I awoke this morning feeling somewhat sluggish ... which is not my usual. Normally, once awake, I get up and get going for the day. Not this morning. Not ill, I forced myself to attend to chores etc which soon gets the day moving in the right gear.
Now that it is lighter in the morning I always like to get rid of the various types of rubbish (packaging, bottles and paper) which go into our various coloured recycling bins. I noticed that the day was, not so much dark, as 'dull' and that there were no birds singing ... i.e. very quiet. "Ah hah" sez I "there's a weather front coming in, a big Low Pressure (storm) coming. Literally, the calm before the storm. And after an hour, the trees started fluttering and leaves started blowing around.
I have got good at picking up these signs after years of being at sea and seeing the conditions change ... sure enough ... bad weather soon followed.
I looked on my iPhone and took a photo [the image above]. The image posted is a screenshot which, as I was showing Iain who did not know how to take a picture of something on his iPhone screen, I took by (1) holding down the ON/OFF button on the top right of the phone then (2) carefully, and lightly but firmly, tapping the HOME button - the round one at the middle bottom on the iPhone. The order here is important; I can't make it work the other way around nor by pressing both at the same time as instructions say.
Anyhow.... at this point I made a phone call to Christina, my Swedish friend.
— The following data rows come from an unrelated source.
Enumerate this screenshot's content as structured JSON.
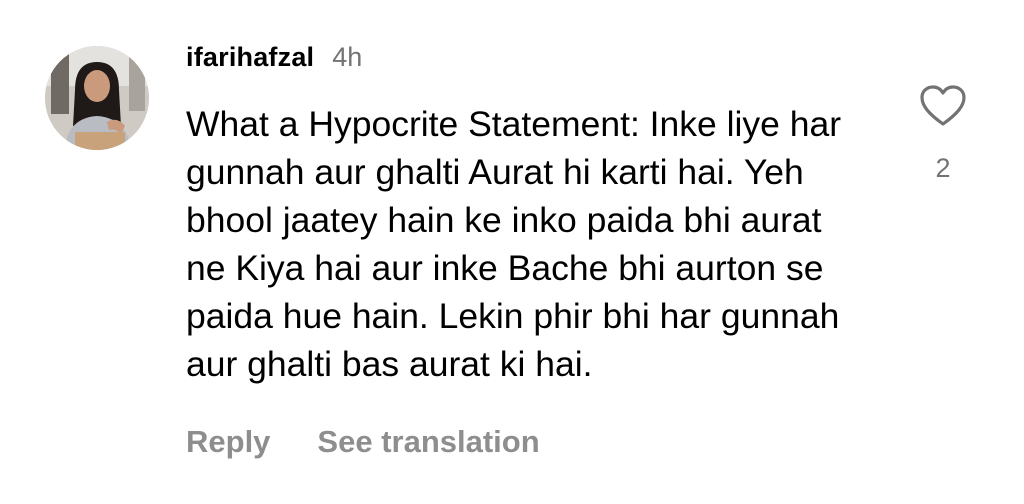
{
  "comment": {
    "avatar_icon": "profile-photo",
    "username": "ifarihafzal",
    "time": "4h",
    "text": "What a Hypocrite Statement: Inke liye har gunnah aur ghalti Aurat hi karti hai. Yeh bhool jaatey hain ke inko paida bhi aurat ne Kiya hai aur inke Bache bhi aurton se paida hue hain. Lekin phir bhi har gunnah aur ghalti bas aurat ki hai.",
    "actions": {
      "reply": "Reply",
      "see_translation": "See translation"
    },
    "like": {
      "icon": "heart-outline-icon",
      "count": "2"
    }
  },
  "colors": {
    "text": "#000000",
    "secondary_text": "#737373",
    "action_text": "#8e8e8e",
    "background": "#ffffff"
  }
}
She was feeling exactly the same way so I suggested that maybe it was something to do with the weather. "Hold on a minute" she said. "Let me read the barometer." She returned to the phone and in her astonished Swedish voice cried "Heavens! It says 'STORM' on the barometer!"
I wish I knew what the actual barometer reading was but it just goes to show that there is something in the Old Wives (or Old Sailors) 'feeling' for the weather! Furthermore, chances are one is not getting a cold or whatever so, therefore, it is best just to get on with the day!
The image above is from Wikipedia: a shelf cloud, associated with a heavy or severe thunderstorm, over Swedish island of Öland in the Baltic Sea in July 2005 taken by Arnold Paul.